The US Coast Guard is the biggest employer of Ketchikan. The town, like every community we stopped, is heavily reliant on cruise ships visiting. Regatta was anchored in a small harbor. Free shuttle buses made trips back and forth to downtown including Newtown and West End. The bus driver mentioned that at busy times Ketchikan welcomes as many as 8 vessels a day giving a much-needed boost to the economy.
Norwegian Cruise Line leased the bay for 50 years. As Oceania is a member of the Norwegian group, J.J. thinks that Regatta’s current site is costing less than if we were in the downtown harbor area.
Every person who has relocated to Alaska has stories to tell. Our bus driver found his job with a company who owns an old cruise ship visible from Regatta. His home is one of the 70 plus rooms in this old cruise ship. The bus driver said that jobs are plentiful. Anyone can find job if they are willing to wash dishes, wait tables. His cost to live on the ship is free. He eats dinner on the ship paying $12 per meal which he claims is very cheap compared to what a comparable meal would cost in town.
The state of Alaska will sell you land if you are willing to homestead. Some districts get their water from the country while others collect rainwater. Heating might be kerosine fireplaces or wood burning stoves.

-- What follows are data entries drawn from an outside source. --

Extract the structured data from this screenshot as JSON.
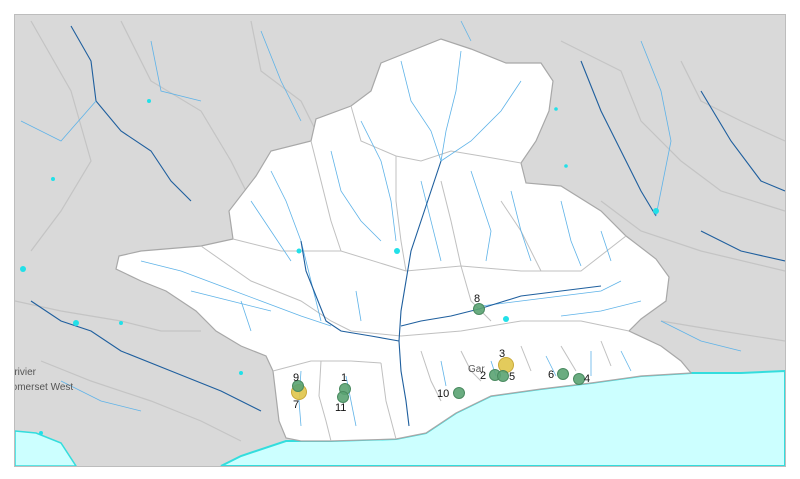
{
  "map": {
    "colors": {
      "background": "#d9d9d9",
      "catchment": "#ffffff",
      "sea": "#ccffff",
      "coastline": "#33dddd",
      "major_river": "#1f5f9e",
      "minor_river": "#5fb3e8",
      "waterbody": "#22e0e8",
      "subcatchment_border": "#b9b9b9",
      "site_green": "#5aa372",
      "site_yellow": "#e0c54a"
    },
    "town_labels": [
      "sterivier",
      "Somerset West",
      "Gar"
    ],
    "sites": [
      {
        "id": "1",
        "label": "1",
        "type": "green"
      },
      {
        "id": "2",
        "label": "2",
        "type": "green"
      },
      {
        "id": "3",
        "label": "3",
        "type": "yellow"
      },
      {
        "id": "4",
        "label": "4",
        "type": "green"
      },
      {
        "id": "5",
        "label": "5",
        "type": "green"
      },
      {
        "id": "6",
        "label": "6",
        "type": "green"
      },
      {
        "id": "7",
        "label": "7",
        "type": "yellow"
      },
      {
        "id": "8",
        "label": "8",
        "type": "green"
      },
      {
        "id": "9",
        "label": "9",
        "type": "green"
      },
      {
        "id": "10",
        "label": "10",
        "type": "green"
      },
      {
        "id": "11",
        "label": "11",
        "type": "green"
      }
    ]
  }
}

Alaska is the last frontier of the United States and old and new settlers face daily challenges.
Aloha -- Cathi